[Excerpts from an interface dataset]
-------
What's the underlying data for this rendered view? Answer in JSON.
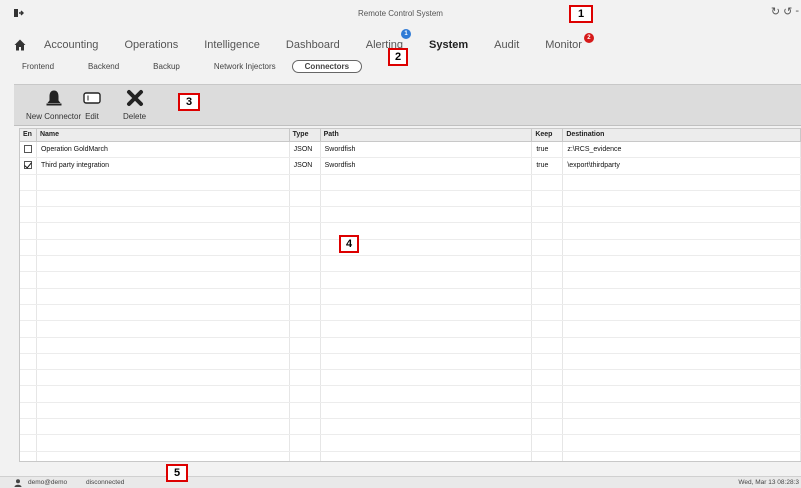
{
  "window": {
    "title": "Remote Control System"
  },
  "main_nav": {
    "items": [
      {
        "label": "Accounting",
        "active": false
      },
      {
        "label": "Operations",
        "active": false
      },
      {
        "label": "Intelligence",
        "active": false
      },
      {
        "label": "Dashboard",
        "active": false
      },
      {
        "label": "Alerting",
        "active": false,
        "badge": "1",
        "badge_color": "#2f7bd6"
      },
      {
        "label": "System",
        "active": true
      },
      {
        "label": "Audit",
        "active": false
      },
      {
        "label": "Monitor",
        "active": false,
        "badge": "2",
        "badge_color": "#d61a1a"
      }
    ]
  },
  "sub_nav": {
    "items": [
      {
        "label": "Frontend",
        "active": false
      },
      {
        "label": "Backend",
        "active": false
      },
      {
        "label": "Backup",
        "active": false
      },
      {
        "label": "Network Injectors",
        "active": false
      },
      {
        "label": "Connectors",
        "active": true
      }
    ]
  },
  "toolbar": {
    "new_connector": "New Connector",
    "edit": "Edit",
    "delete": "Delete"
  },
  "table": {
    "columns": [
      "En",
      "Name",
      "Type",
      "Path",
      "Keep",
      "Destination"
    ],
    "rows": [
      {
        "enabled": false,
        "name": "Operation GoldMarch",
        "type": "JSON",
        "path": "Swordfish",
        "keep": "true",
        "destination": "z:\\RCS_evidence"
      },
      {
        "enabled": true,
        "name": "Third party integration",
        "type": "JSON",
        "path": "Swordfish",
        "keep": "true",
        "destination": "\\export\\thirdparty"
      }
    ]
  },
  "status": {
    "user": "demo@demo",
    "connection": "disconnected",
    "datetime": "Wed, Mar 13  08:28:3"
  },
  "callouts": [
    "1",
    "2",
    "3",
    "4",
    "5"
  ],
  "icons": {
    "logout": "logout-icon",
    "home": "home-icon",
    "refresh": "refresh-icon",
    "new_connector": "bell-icon",
    "edit": "edit-icon",
    "delete": "delete-x-icon",
    "user": "user-icon"
  }
}
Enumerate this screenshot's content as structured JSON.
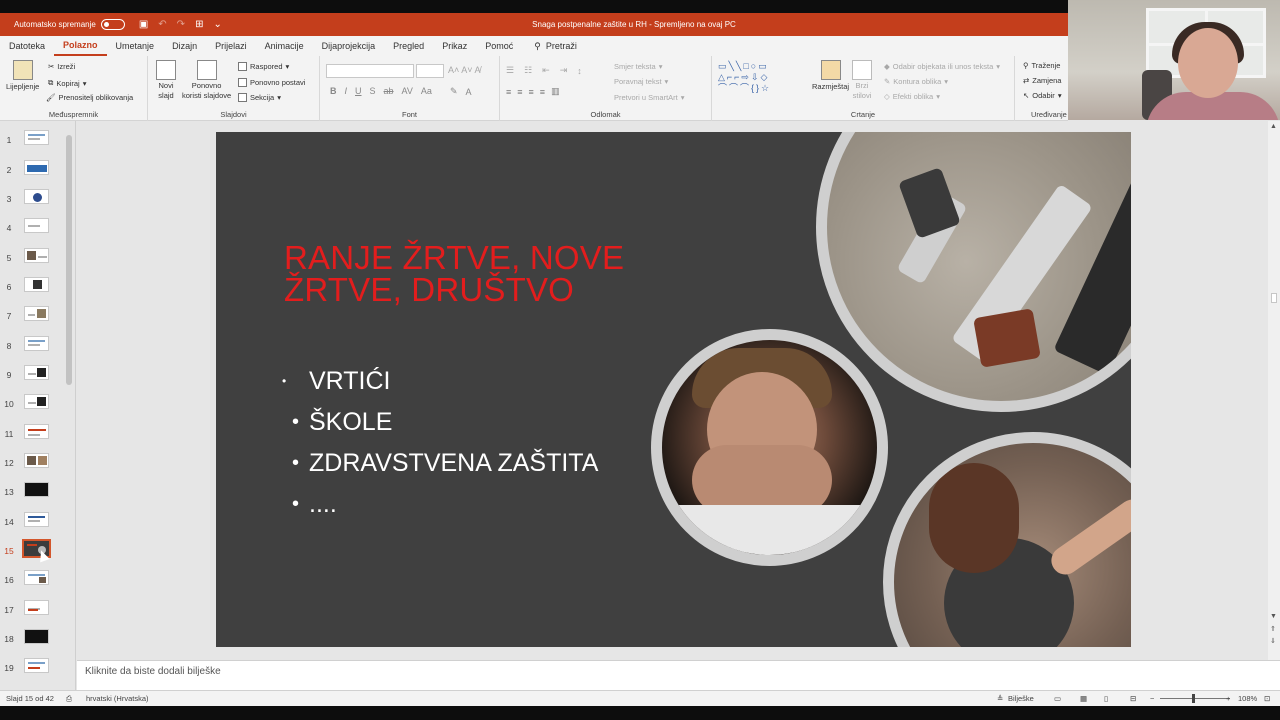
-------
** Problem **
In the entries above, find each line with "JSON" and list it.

** Response to this task **
What's the underlying data for this rendered view? Answer in JSON.
        "type": "JSON",
        "type": "JSON",
Enumerate this screenshot's content as structured JSON.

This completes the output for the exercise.